And all that in about two minutes. Considering it will take an absolute minimum of, ooh, say twenty hours to just get familiar with all the maps and classes, let alone becoming anywhere near expert, and it's clear that there's a dizzying amount of gleeful gameplay to be had. We've ploughed countless hours into the beta version of the game in the past month or so and are still finding new nooks and crannies on maps, or discovering fiendishly new things to do with the various classes. Or, more accurately, having new and fiendish things done to us and wondering why we didn't think of it in the first place.
After all this, there are two things that ultimately stamp Team Fortess 2 with must-buy status. First up is the fact that TF2 is a game for everyone, no matter how fundamentally awful you are at these kind of things. There's an entire game to be had just playing the Engineer, with his sentry guns, ammo dispensers and transporters. Careful and considerate placement of a gun turret is a hugely satisfying pursuit and you don't need to be the least bit twitchy or over-caffeinated to rack up some major points. A Spy requires several levels of machiavellian deceit to play properly, so that the enemy don't immediately rumble you. No matter what kind of gamer you are, Team Fortress 2 has room for you. Here's the toybox, and here are your toys. Now go and enjoy yourself.
Secondly, at the time of writing, TF2 has been blessed with that rarest of online commodities - a community that is having buckets of fun and is astonishingly light on barking idiots. Not completely free, it must be said, but there just seems to be something about TF2 that prevents anyone taking it all too seriously. The cartoony look, the brilliant and hilarious sound design, the constant little rewards the game gives you, the lack of friendly fire - whatever it is, it's working. Fingers crossed that it stays this way.
And still we haven't even touched on the comprehensive stats tracking, the ease with which you can find and join friends in a game, the achievements or the commentary tracks. Still, half the fun of TF2 is the process of discovery and constant surprises it chucks at you. Team Fortress 2 really is an endless goody bag, and it's best that you simply get it now. Did we mention it's cheap, too? Madness, absolute madness.
Team Fortress 2 is, at heart, a gloriously simple game that's been created with style, panache and an undeniable love of gaming.
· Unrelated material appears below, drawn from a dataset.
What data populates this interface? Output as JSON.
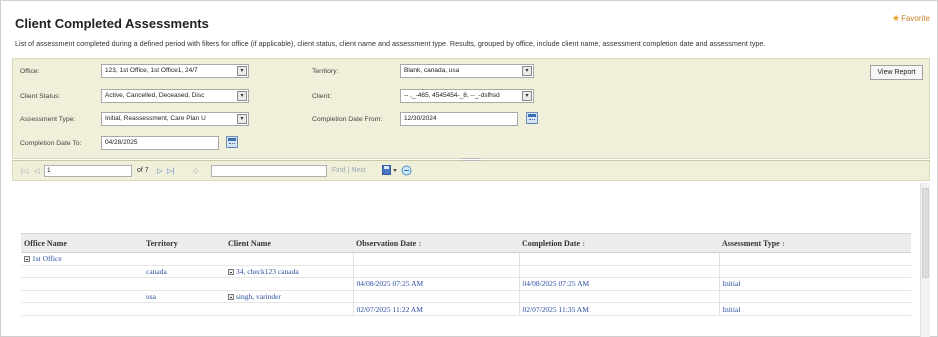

It's the kind of game that you want to show to people who don't play games so that they understand and then either get involved or go away.
There is life before Team Fortress 2, and there is life after. After is better.